This by-election will be the second faceoff in four months between Mihaly and Falconer. Labour’s Ron Mihaly is used to being on the defending team: he is a former professional footballer who played in central defence for Chesterfield and QPR in the 1970s. After that Mihaly worked as an accountant for the NHS and Chesterfield council, and he has served on Derbyshire county council since 2013. The Lib Dems’ Keith Falconer is a retired industrial engineer and a veteran of local politics: he was Mayor of Chesterfield in 2005-06 and served for 25 years as a councillor for this ward, from winning a by-election in 1986 until losing his seat in 2011. Also standing are Oliver Scheidt for the Conservatives and former Lib Dem borough councillor Paul Stone for CANDI, the Chesterfield and North Derbyshire Independents.

Parliamentary constituency: Chesterfield
Derbyshire county council division: Boythorpe and Brampton South
ONS Travel to Work Area: Chesterfield
Postcode district: S40

Keith Falconer (LD)
Ron Mihaly (Lab)
Oliver Scheidt (C)
Paul Stone (Chesterfield and N Derbys Inds)

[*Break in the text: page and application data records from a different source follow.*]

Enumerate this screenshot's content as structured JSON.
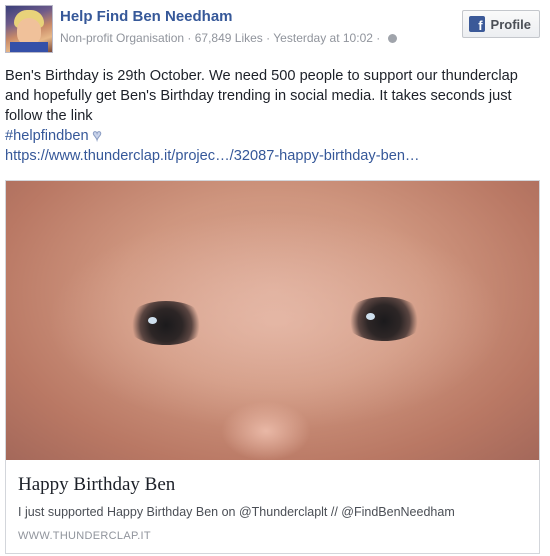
{
  "post": {
    "page_name": "Help Find Ben Needham",
    "category": "Non-profit Organisation",
    "likes": "67,849 Likes",
    "time": "Yesterday at 10:02",
    "separator": "·",
    "profile_button_label": "Profile",
    "fb_icon_glyph": "f",
    "text": "Ben's Birthday is 29th October. We need 500 people to support our thunderclap and hopefully get Ben's Birthday trending in social media. It takes seconds just follow the link",
    "hashtag": "#helpfindben",
    "heart_glyph": "♥",
    "link_text": "https://www.thunderclap.it/projec…/32087-happy-birthday-ben…"
  },
  "preview": {
    "title": "Happy Birthday Ben",
    "description": "I just supported Happy Birthday Ben on @Thunderclaplt // @FindBenNeedham",
    "domain": "WWW.THUNDERCLAP.IT"
  },
  "icons": {
    "avatar": "page-avatar",
    "globe": "globe-icon",
    "facebook": "facebook-icon",
    "heart": "heart-emoji-icon"
  },
  "colors": {
    "link": "#365899",
    "fb_blue": "#3b5998",
    "meta_gray": "#90949c"
  }
}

May 2015 result Lab 997/973 LD 555/515 C 258 Peace Party 140
May 2011 result Lab 760/755 LD 581/576
May 2007 result LD 750/745 Lab 374/332
May 2003 result LD 1051/984 Lab 489/484 Socialist Alliance 66